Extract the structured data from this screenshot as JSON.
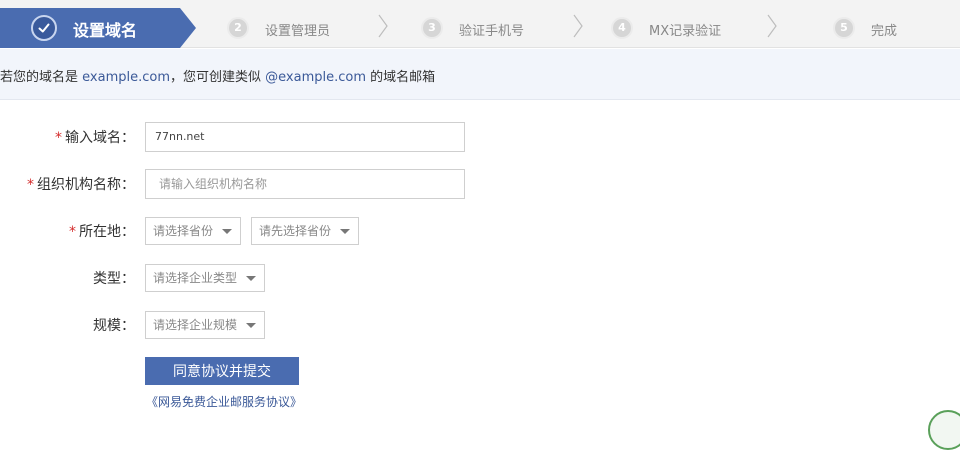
{
  "steps": {
    "active": {
      "label": "设置域名"
    },
    "items": [
      {
        "number": "2",
        "label": "设置管理员"
      },
      {
        "number": "3",
        "label": "验证手机号"
      },
      {
        "number": "4",
        "label": "MX记录验证"
      },
      {
        "number": "5",
        "label": "完成"
      }
    ]
  },
  "info": {
    "prefix": "若您的域名是 ",
    "domain": "example.com",
    "middle": "，您可创建类似 ",
    "email": "@example.com",
    "suffix": " 的域名邮箱"
  },
  "form": {
    "domain_label": "输入域名：",
    "domain_value": "77nn.net",
    "org_label": "组织机构名称：",
    "org_placeholder": "请输入组织机构名称",
    "location_label": "所在地：",
    "province_placeholder": "请选择省份",
    "city_placeholder": "请先选择省份",
    "type_label": "类型：",
    "type_placeholder": "请选择企业类型",
    "scale_label": "规模：",
    "scale_placeholder": "请选择企业规模",
    "required_mark": "*"
  },
  "actions": {
    "submit_label": "同意协议并提交",
    "agreement_link": "《网易免费企业邮服务协议》"
  },
  "colors": {
    "accent": "#4a6cb0",
    "link": "#3b5998",
    "required": "#d42b2b"
  }
}
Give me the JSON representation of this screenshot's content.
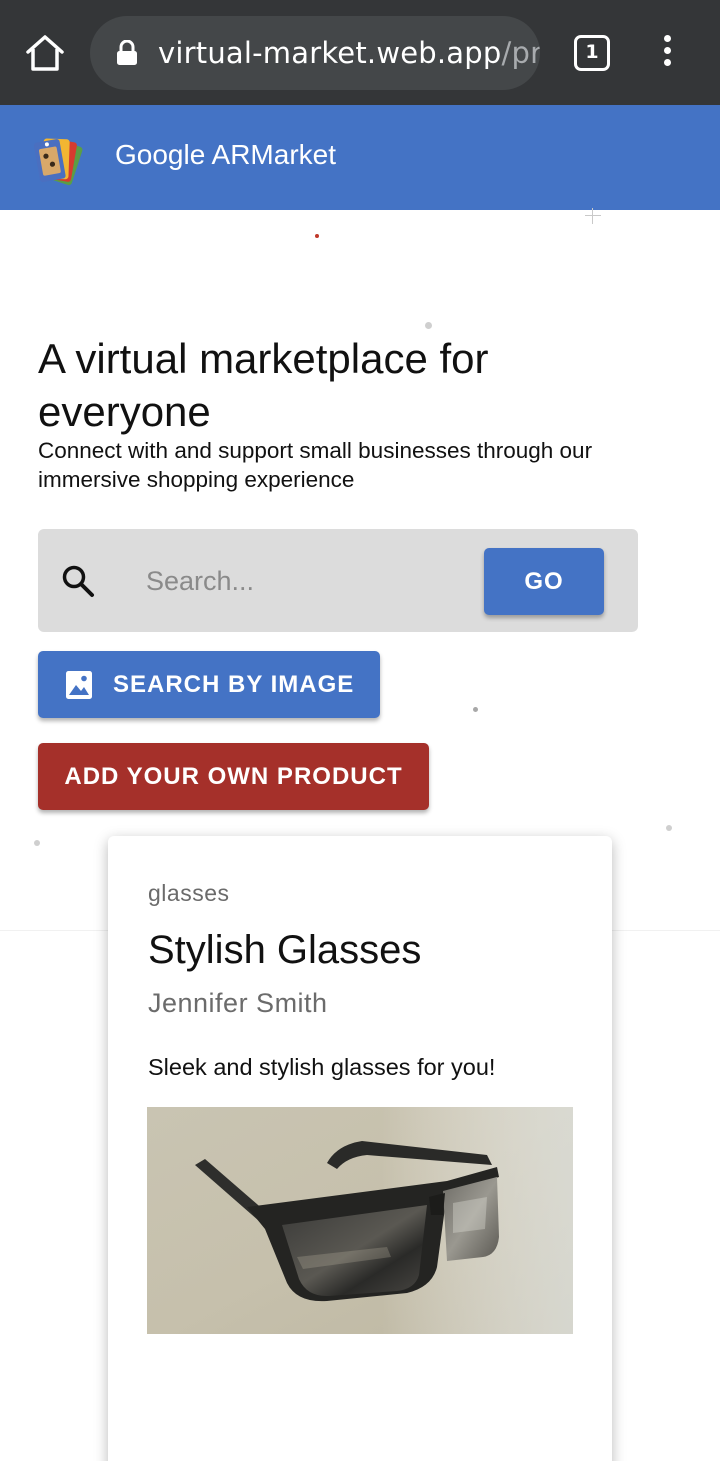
{
  "browser": {
    "url_main": "virtual-market.web.app",
    "url_rest": "/pro",
    "tab_count": "1"
  },
  "appbar": {
    "title": "Google ARMarket"
  },
  "hero": {
    "headline": "A virtual marketplace for everyone",
    "subline": "Connect with and support small businesses through our immersive shopping experience"
  },
  "search": {
    "placeholder": "Search...",
    "go_label": "GO",
    "image_search_label": "SEARCH BY IMAGE"
  },
  "actions": {
    "add_product_label": "ADD YOUR OWN PRODUCT"
  },
  "product": {
    "category": "glasses",
    "title": "Stylish Glasses",
    "seller": "Jennifer Smith",
    "description": "Sleek and stylish glasses for you!",
    "image_alt": "glasses-3d-model"
  },
  "colors": {
    "chrome": "#343638",
    "primary": "#4473c5",
    "accent_red": "#a5302a",
    "search_bg": "#dcdcdc"
  }
}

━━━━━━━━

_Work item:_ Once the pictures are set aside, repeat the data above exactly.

_Your response:_
Extract the structured data from this screenshot as JSON.
{
  "steps": {
    "active": {
      "label": "设置域名"
    },
    "items": [
      {
        "number": "2",
        "label": "设置管理员"
      },
      {
        "number": "3",
        "label": "验证手机号"
      },
      {
        "number": "4",
        "label": "MX记录验证"
      },
      {
        "number": "5",
        "label": "完成"
      }
    ]
  },
  "info": {
    "prefix": "若您的域名是 ",
    "domain": "example.com",
    "middle": "，您可创建类似 ",
    "email": "@example.com",
    "suffix": " 的域名邮箱"
  },
  "form": {
    "domain_label": "输入域名：",
    "domain_value": "77nn.net",
    "org_label": "组织机构名称：",
    "org_placeholder": "请输入组织机构名称",
    "location_label": "所在地：",
    "province_placeholder": "请选择省份",
    "city_placeholder": "请先选择省份",
    "type_label": "类型：",
    "type_placeholder": "请选择企业类型",
    "scale_label": "规模：",
    "scale_placeholder": "请选择企业规模",
    "required_mark": "*"
  },
  "actions": {
    "submit_label": "同意协议并提交",
    "agreement_link": "《网易免费企业邮服务协议》"
  },
  "colors": {
    "accent": "#4a6cb0",
    "link": "#3b5998",
    "required": "#d42b2b"
  }
}
Give me the JSON representation of this screenshot's content.
{
  "browser": {
    "url_main": "virtual-market.web.app",
    "url_rest": "/pro",
    "tab_count": "1"
  },
  "appbar": {
    "title": "Google ARMarket"
  },
  "hero": {
    "headline": "A virtual marketplace for everyone",
    "subline": "Connect with and support small businesses through our immersive shopping experience"
  },
  "search": {
    "placeholder": "Search...",
    "go_label": "GO",
    "image_search_label": "SEARCH BY IMAGE"
  },
  "actions": {
    "add_product_label": "ADD YOUR OWN PRODUCT"
  },
  "product": {
    "category": "glasses",
    "title": "Stylish Glasses",
    "seller": "Jennifer Smith",
    "description": "Sleek and stylish glasses for you!",
    "image_alt": "glasses-3d-model"
  },
  "colors": {
    "chrome": "#343638",
    "primary": "#4473c5",
    "accent_red": "#a5302a",
    "search_bg": "#dcdcdc"
  }
}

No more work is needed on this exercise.